As I look back over the past year, I am pleased to report that the company is thriving. I only wish my dad could be here to see all the exciting developments that took place during 2016 and are in the works for 2017. Here are some of the highlights:

  • A new and easy to use catalog will be released in January
  • A new, accessible state-of-the-art website will launch in early spring
  • We developed new products for our sensory rooms
  • We broadened our sensory room outreach, designing spaces in centers that serve seniors
  • We are working to create more products for teens and adults
  • We are working to create more sports-oriented products

One of the best parts of my job is the time I spend visiting schools, clinics and medical facilities and meeting with the children, parents, teachers and therapists who use our products. During the meetings we have an opportunity to talk with them and learn more about what their needs are. This helps to inform our work. Based on what we hear, we can adapt our products and create new ones to better serve families, educators and therapists.

For example, on a recent visit to Pines Bridge School at BOCES (Board of Cooperative Educational Services), one of the therapists told us that her students love playing with water. So we adapted a fan that blows mist. Using a switch, the children can control it and can enjoy feeling water on their skin whenever they like.

I am in awe of the people I have met during our visits. The passion of the occupational therapists, physical therapists and teachers who work with children with special needs is humbling. For them, the work is truly a higher calling. I’ve been similarly inspired by the families I’ve met. Parenting any child is demanding, but parenting a child with special needs demands a very special parent.
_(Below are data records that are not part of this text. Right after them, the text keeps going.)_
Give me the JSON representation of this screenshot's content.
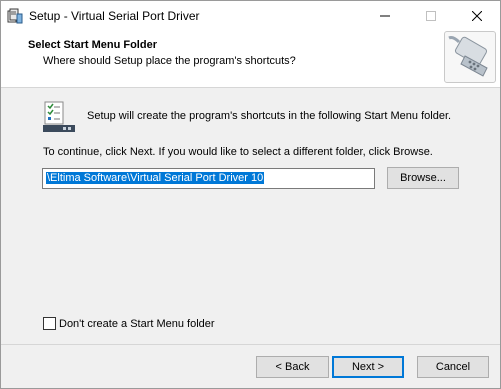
{
  "window": {
    "title": "Setup - Virtual Serial Port Driver"
  },
  "header": {
    "title": "Select Start Menu Folder",
    "subtitle": "Where should Setup place the program's shortcuts?"
  },
  "body": {
    "info": "Setup will create the program's shortcuts in the following Start Menu folder.",
    "instruction": "To continue, click Next. If you would like to select a different folder, click Browse.",
    "folder_path": "\\Eltima Software\\Virtual Serial Port Driver 10",
    "browse_label": "Browse...",
    "checkbox_label": "Don't create a Start Menu folder",
    "checkbox_checked": false
  },
  "footer": {
    "back_label": "< Back",
    "next_label": "Next >",
    "cancel_label": "Cancel"
  },
  "icons": {
    "app": "installer-icon",
    "header": "serial-port-connector-icon",
    "info": "start-menu-folder-icon"
  },
  "colors": {
    "accent": "#0078d7",
    "selection": "#0078d7",
    "dialog_bg": "#f0f0f0",
    "header_bg": "#ffffff"
  }
}
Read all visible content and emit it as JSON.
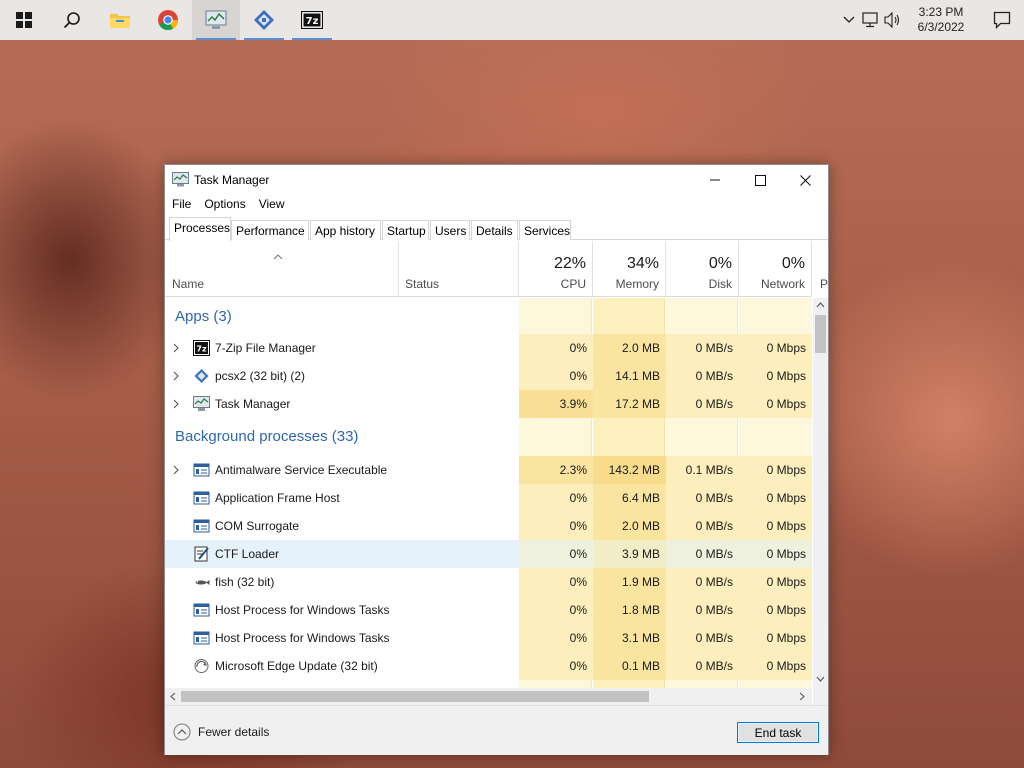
{
  "taskbar": {
    "clock_time": "3:23 PM",
    "clock_date": "6/3/2022",
    "apps": [
      "start",
      "search",
      "file-explorer",
      "chrome",
      "task-manager",
      "pcsx2",
      "7-zip"
    ]
  },
  "window": {
    "title": "Task Manager",
    "menu": [
      "File",
      "Options",
      "View"
    ],
    "tabs": [
      "Processes",
      "Performance",
      "App history",
      "Startup",
      "Users",
      "Details",
      "Services"
    ],
    "selected_tab": "Processes"
  },
  "header": {
    "name_label": "Name",
    "status_label": "Status",
    "cpu_pct": "22%",
    "cpu_label": "CPU",
    "memory_pct": "34%",
    "memory_label": "Memory",
    "disk_pct": "0%",
    "disk_label": "Disk",
    "network_pct": "0%",
    "network_label": "Network",
    "power_label": "P"
  },
  "groups": {
    "apps": "Apps (3)",
    "background": "Background processes (33)"
  },
  "apps": [
    {
      "name": "7-Zip File Manager",
      "cpu": "0%",
      "memory": "2.0 MB",
      "disk": "0 MB/s",
      "network": "0 Mbps",
      "icon": "7zip-icon"
    },
    {
      "name": "pcsx2 (32 bit) (2)",
      "cpu": "0%",
      "memory": "14.1 MB",
      "disk": "0 MB/s",
      "network": "0 Mbps",
      "icon": "pcsx2-icon"
    },
    {
      "name": "Task Manager",
      "cpu": "3.9%",
      "memory": "17.2 MB",
      "disk": "0 MB/s",
      "network": "0 Mbps",
      "icon": "task-manager-icon"
    }
  ],
  "background": [
    {
      "name": "Antimalware Service Executable",
      "cpu": "2.3%",
      "memory": "143.2 MB",
      "disk": "0.1 MB/s",
      "network": "0 Mbps",
      "icon": "service-window-icon"
    },
    {
      "name": "Application Frame Host",
      "cpu": "0%",
      "memory": "6.4 MB",
      "disk": "0 MB/s",
      "network": "0 Mbps",
      "icon": "service-window-icon"
    },
    {
      "name": "COM Surrogate",
      "cpu": "0%",
      "memory": "2.0 MB",
      "disk": "0 MB/s",
      "network": "0 Mbps",
      "icon": "service-window-icon"
    },
    {
      "name": "CTF Loader",
      "cpu": "0%",
      "memory": "3.9 MB",
      "disk": "0 MB/s",
      "network": "0 Mbps",
      "icon": "ctf-loader-icon"
    },
    {
      "name": "fish (32 bit)",
      "cpu": "0%",
      "memory": "1.9 MB",
      "disk": "0 MB/s",
      "network": "0 Mbps",
      "icon": "fish-icon"
    },
    {
      "name": "Host Process for Windows Tasks",
      "cpu": "0%",
      "memory": "1.8 MB",
      "disk": "0 MB/s",
      "network": "0 Mbps",
      "icon": "service-window-icon"
    },
    {
      "name": "Host Process for Windows Tasks",
      "cpu": "0%",
      "memory": "3.1 MB",
      "disk": "0 MB/s",
      "network": "0 Mbps",
      "icon": "service-window-icon"
    },
    {
      "name": "Microsoft Edge Update (32 bit)",
      "cpu": "0%",
      "memory": "0.1 MB",
      "disk": "0 MB/s",
      "network": "0 Mbps",
      "icon": "edge-update-icon"
    }
  ],
  "footer": {
    "fewer_details": "Fewer details",
    "end_task": "End task"
  },
  "colors": {
    "group_text": "#2f67ad",
    "heat_light": "#fdf6d8",
    "heat_medium": "#fbecb2",
    "heat_strong": "#f9e39a",
    "selection": "#e5f1fb"
  }
}
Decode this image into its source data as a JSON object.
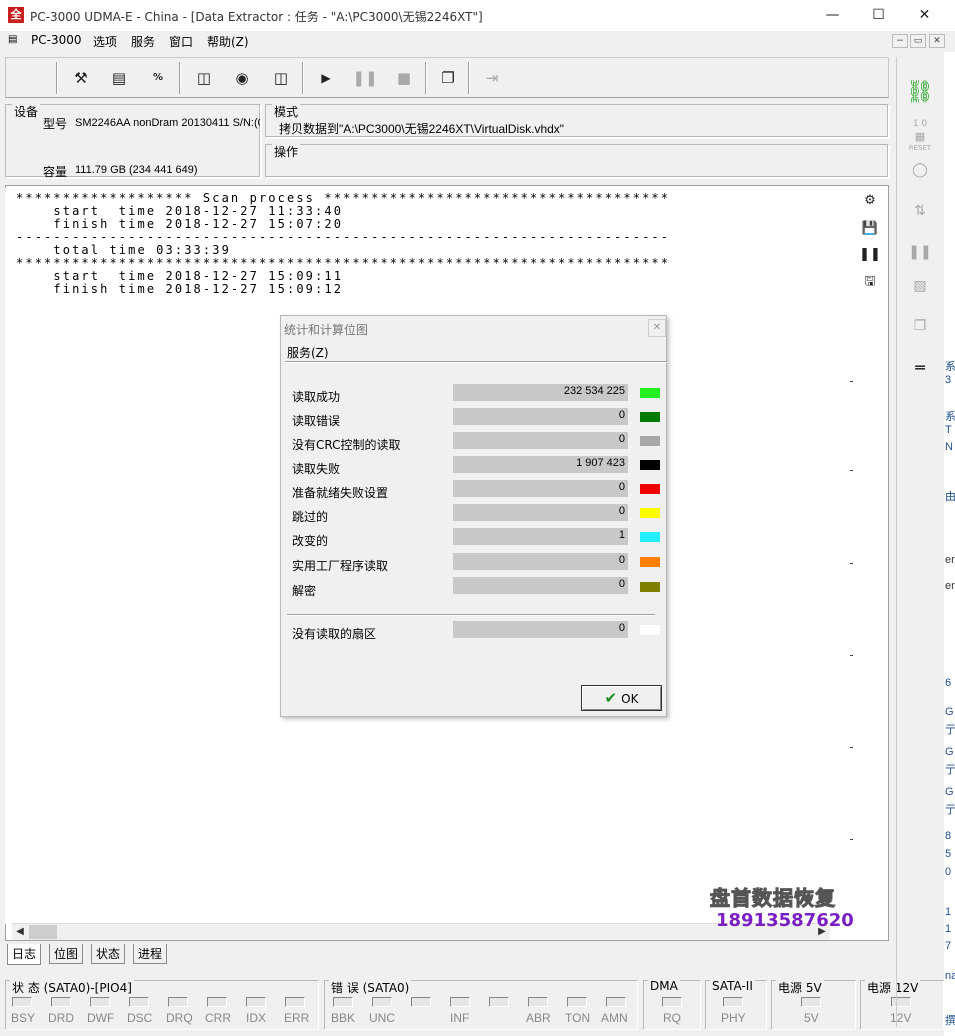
{
  "window": {
    "title": "PC-3000 UDMA-E - China - [Data Extractor : 任务 - \"A:\\PC3000\\无锡2246XT\"]",
    "icon_text": "全",
    "minimize": "—",
    "maximize": "☐",
    "close": "✕"
  },
  "menu": {
    "items": [
      "PC-3000",
      "选项",
      "服务",
      "窗口",
      "帮助(Z)"
    ],
    "mdi_buttons": [
      "−",
      "▭",
      "✕"
    ]
  },
  "toolbar": {
    "icons": [
      "tools-icon",
      "report-icon",
      "percent-icon",
      "device-icon",
      "binoculars-icon",
      "folder-open-icon",
      "play-icon",
      "pause-icon",
      "stop-icon",
      "windows-icon",
      "exit-icon"
    ]
  },
  "device": {
    "group_title": "设备",
    "model_label": "型号",
    "model_value": "SM2246AA nonDram 20130411 S/N:(0",
    "capacity_label": "容量",
    "capacity_value": "111.79 GB (234 441 649)"
  },
  "mode": {
    "group_title": "模式",
    "value": "拷贝数据到\"A:\\PC3000\\无锡2246XT\\VirtualDisk.vhdx\""
  },
  "operation": {
    "group_title": "操作"
  },
  "log": {
    "lines": [
      "******************* Scan process *************************************",
      "    start  time 2018-12-27 11:33:40",
      "    finish time 2018-12-27 15:07:20",
      "----------------------------------------------------------------------",
      "    total time 03:33:39",
      "**********************************************************************",
      "    start  time 2018-12-27 15:09:11",
      "    finish time 2018-12-27 15:09:12"
    ]
  },
  "bottom_tabs": [
    "日志",
    "位图",
    "状态",
    "进程"
  ],
  "dialog": {
    "title": "统计和计算位图",
    "menu": "服务(Z)",
    "close": "✕",
    "rows": [
      {
        "label": "读取成功",
        "value": "232 534 225",
        "color": "#22ee22"
      },
      {
        "label": "读取错误",
        "value": "0",
        "color": "#007a00"
      },
      {
        "label": "没有CRC控制的读取",
        "value": "0",
        "color": "#a8a8a8"
      },
      {
        "label": "读取失败",
        "value": "1 907 423",
        "color": "#000000"
      },
      {
        "label": "准备就绪失败设置",
        "value": "0",
        "color": "#ee0000"
      },
      {
        "label": "跳过的",
        "value": "0",
        "color": "#ffff00"
      },
      {
        "label": "改变的",
        "value": "1",
        "color": "#22eeff"
      },
      {
        "label": "实用工厂程序读取",
        "value": "0",
        "color": "#ff8000"
      },
      {
        "label": "解密",
        "value": "0",
        "color": "#808000"
      }
    ],
    "unread": {
      "label": "没有读取的扇区",
      "value": "0",
      "color": "#ffffff"
    },
    "ok_label": "OK"
  },
  "status": {
    "group1_title": "状 态 (SATA0)-[PIO4]",
    "group1_leds": [
      "BSY",
      "DRD",
      "DWF",
      "DSC",
      "DRQ",
      "CRR",
      "IDX",
      "ERR"
    ],
    "group2_title": "错 误 (SATA0)",
    "group2_leds": [
      "BBK",
      "UNC",
      "",
      "INF",
      "",
      "ABR",
      "TON",
      "AMN"
    ],
    "dma_title": "DMA",
    "dma_led": "RQ",
    "sata_title": "SATA-II",
    "sata_led": "PHY",
    "p5_title": "电源 5V",
    "p5_led": "5V",
    "p12_title": "电源 12V",
    "p12_led": "12V"
  },
  "watermark": {
    "line1": "盘首数据恢复",
    "line2": "18913587620"
  },
  "right_panel": {
    "reset_label": "RESET",
    "io_label": "1 0"
  },
  "edge_chars": [
    "系",
    "3",
    "系",
    "T",
    "N",
    "由",
    "er",
    "er",
    "6",
    "G",
    "亍",
    "G",
    "亍",
    "G",
    "亍",
    "8",
    "5",
    "0",
    "1",
    "1",
    "7",
    "na",
    "撰"
  ]
}
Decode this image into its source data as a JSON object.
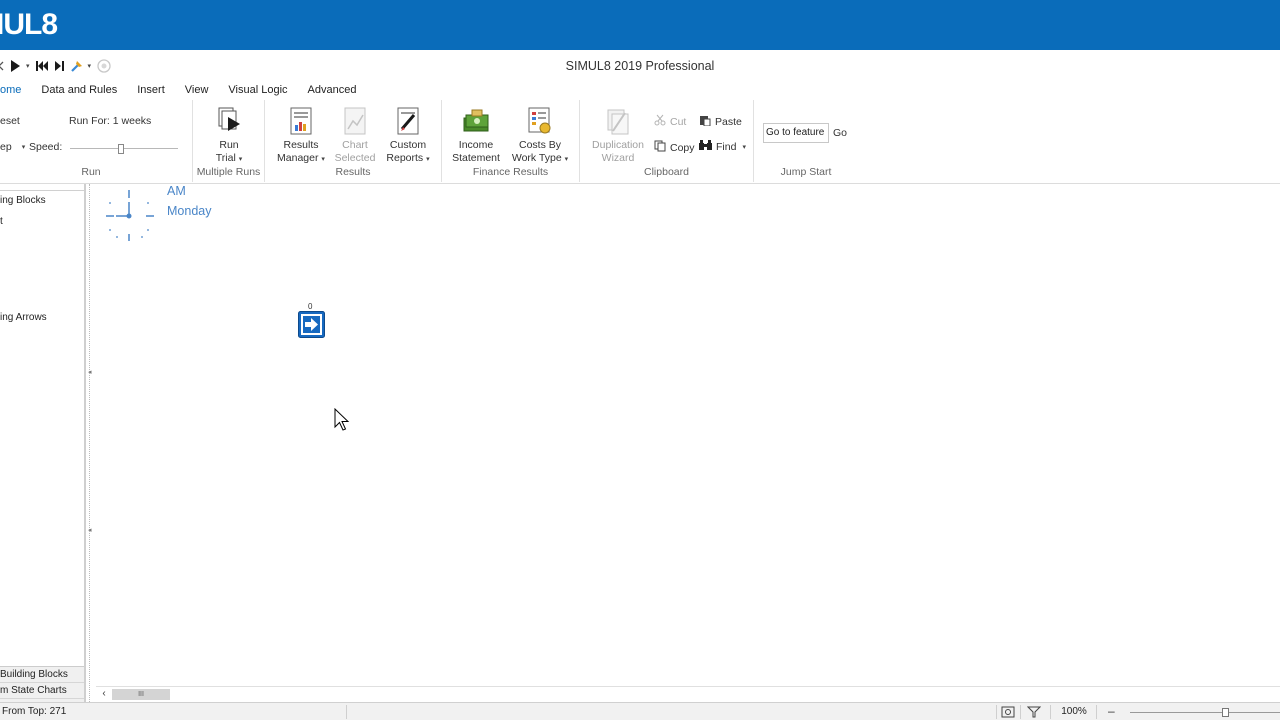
{
  "app": {
    "logo_text": "IUL8",
    "window_title": "SIMUL8 2019 Professional",
    "brand_color": "#0a6cba"
  },
  "quick_access": {
    "icons": [
      "back-icon",
      "play-icon",
      "rewind-icon",
      "step-icon",
      "tools-icon",
      "disabled-circle-icon"
    ]
  },
  "tabs": [
    {
      "label": "ome",
      "active": true
    },
    {
      "label": "Data and Rules"
    },
    {
      "label": "Insert"
    },
    {
      "label": "View"
    },
    {
      "label": "Visual Logic"
    },
    {
      "label": "Advanced"
    }
  ],
  "ribbon": {
    "run_group": {
      "reset_label": "eset",
      "step_label": "ep",
      "run_for_label": "Run For: 1 weeks",
      "speed_label": "Speed:",
      "group_label": "Run"
    },
    "multiple_runs": {
      "run_trial_line1": "Run",
      "run_trial_line2": "Trial",
      "group_label": "Multiple Runs"
    },
    "results": {
      "results_manager_line1": "Results",
      "results_manager_line2": "Manager",
      "chart_selected_line1": "Chart",
      "chart_selected_line2": "Selected",
      "custom_reports_line1": "Custom",
      "custom_reports_line2": "Reports",
      "group_label": "Results"
    },
    "finance": {
      "income_line1": "Income",
      "income_line2": "Statement",
      "costs_line1": "Costs By",
      "costs_line2": "Work Type",
      "group_label": "Finance Results"
    },
    "clipboard": {
      "duplication_line1": "Duplication",
      "duplication_line2": "Wizard",
      "cut_label": "Cut",
      "copy_label": "Copy",
      "paste_label": "Paste",
      "find_label": "Find",
      "group_label": "Clipboard"
    },
    "jump_start": {
      "go_to_feature_value": "Go to feature ...",
      "go_label": "Go",
      "group_label": "Jump Start"
    }
  },
  "left_panel": {
    "items": [
      "ing Blocks",
      "t",
      "ing Arrows"
    ],
    "bottom_tabs": [
      "Building Blocks",
      "m State Charts"
    ]
  },
  "canvas": {
    "clock_ampm": "AM",
    "clock_day": "Monday",
    "entry_count": "0"
  },
  "status": {
    "text": "From Top: 271",
    "zoom": "100%",
    "zoom_minus": "–"
  }
}
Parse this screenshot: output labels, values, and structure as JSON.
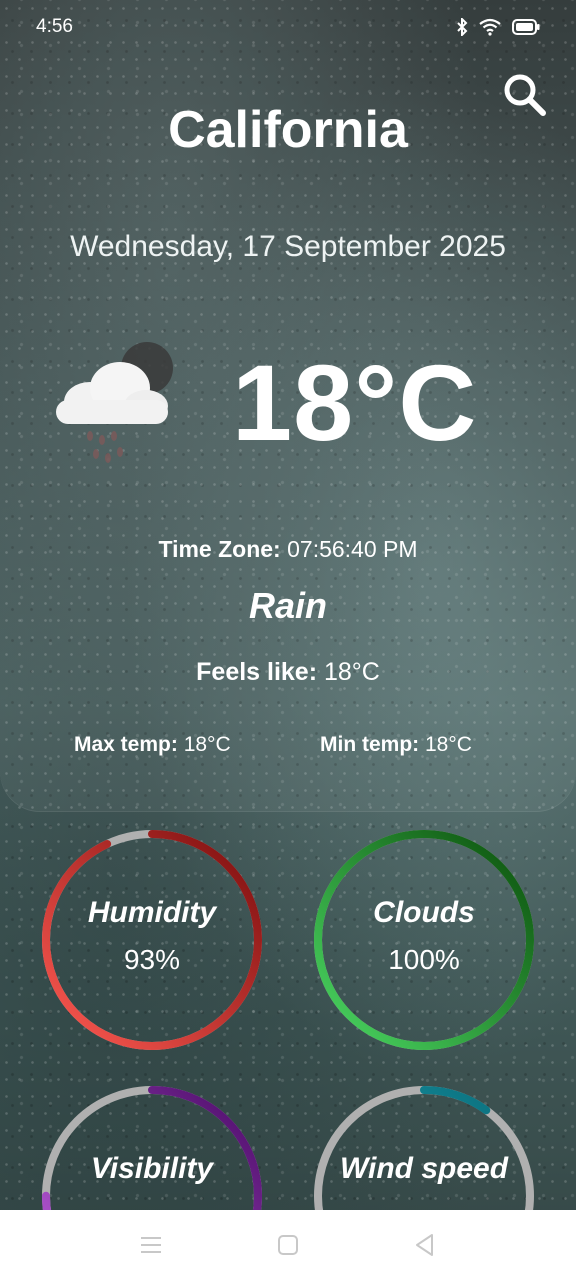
{
  "status_bar": {
    "time": "4:56",
    "icons": [
      "bluetooth-icon",
      "wifi-icon",
      "battery-icon"
    ]
  },
  "header": {
    "city": "California",
    "date": "Wednesday, 17 September 2025",
    "search_icon": "search-icon"
  },
  "current": {
    "icon": "rain-cloud-icon",
    "temperature": "18°C",
    "time_zone_label": "Time Zone:",
    "time_zone_value": " 07:56:40 PM",
    "condition": "Rain",
    "feels_like_label": "Feels like:",
    "feels_like_value": " 18°C",
    "max_temp_label": "Max temp:",
    "max_temp_value": " 18°C",
    "min_temp_label": "Min temp:",
    "min_temp_value": " 18°C"
  },
  "metrics": [
    {
      "label": "Humidity",
      "value": "93%",
      "level": 0.93,
      "color_start": "#ff5a52",
      "color_end": "#7a0d0d"
    },
    {
      "label": "Clouds",
      "value": "100%",
      "level": 1.0,
      "color_start": "#4cd964",
      "color_end": "#0a4d0a"
    },
    {
      "label": "Visibility",
      "value": "",
      "level": 0.75,
      "color_start": "#c060e0",
      "color_end": "#4a0a66"
    },
    {
      "label": "Wind speed",
      "value": "",
      "level": 0.1,
      "color_start": "#20b8c8",
      "color_end": "#0a6a78"
    }
  ],
  "nav_bar": {
    "icons": [
      "menu-icon",
      "home-icon",
      "back-icon"
    ]
  },
  "colors": {
    "track": "#b0b0b0",
    "text": "#ffffff",
    "nav_bg": "#ffffff",
    "nav_icon": "#c8c8c8"
  }
}
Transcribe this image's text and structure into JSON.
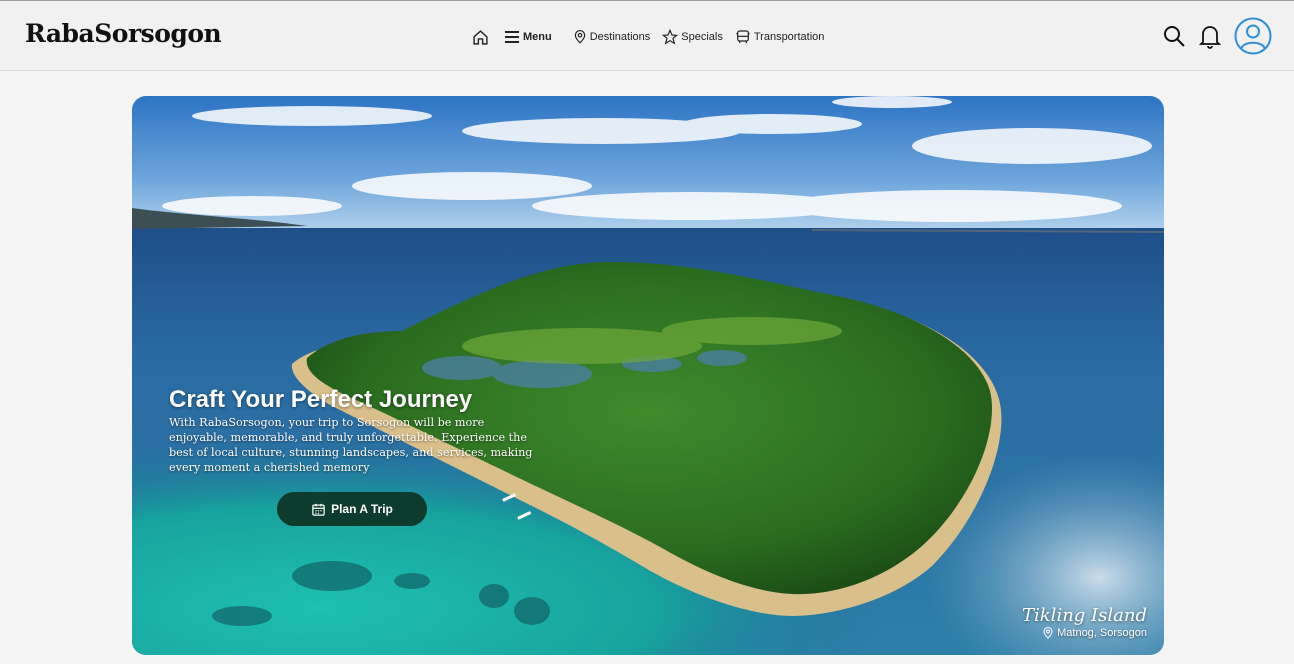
{
  "header": {
    "logo": "RabaSorsogon",
    "nav": {
      "menu": "Menu",
      "destinations": "Destinations",
      "specials": "Specials",
      "transportation": "Transportation"
    }
  },
  "hero": {
    "title": "Craft Your Perfect Journey",
    "description": "With RabaSorsogon, your trip to Sorsogon will be more enjoyable, memorable, and truly unforgettable. Experience the best of local culture, stunning landscapes, and services, making every moment a cherished memory",
    "cta_label": "Plan A Trip",
    "location_name": "Tikling Island",
    "location_place": "Matnog, Sorsogon"
  },
  "colors": {
    "button_bg": "#0d3b2e",
    "profile_accent": "#2f8fd8"
  }
}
And as hard as we work here at Enabling Devices, our work pales in comparison to the parents who inspire and astound us with their commitment, knowledge and grace. And the same is true for the siblings of those children with special needs.

One mother of a child with disabilities asked me if she could bring the child’s sister to meet with us. The sister, a high school student, had an idea for an app for use by people with special needs. The idea was terrific. So now this 15-year-old is working with us to make the app a reality.

There is so much talk lately about how our country is so divided. We read it in the newspaper; hear it on the radio. But that’s not what we see when we’re out in the community. We see people coming together for the well-being of others. I can’t tell you how proud it makes me to be even a small part of that communal effort.

And so all of us at Enabling Devices would like to thank you for letting us be a part of your lives, however small, and we want to wish you and your loved ones a happy holiday season. We look forward to serving you in the coming year.


Seth Kanor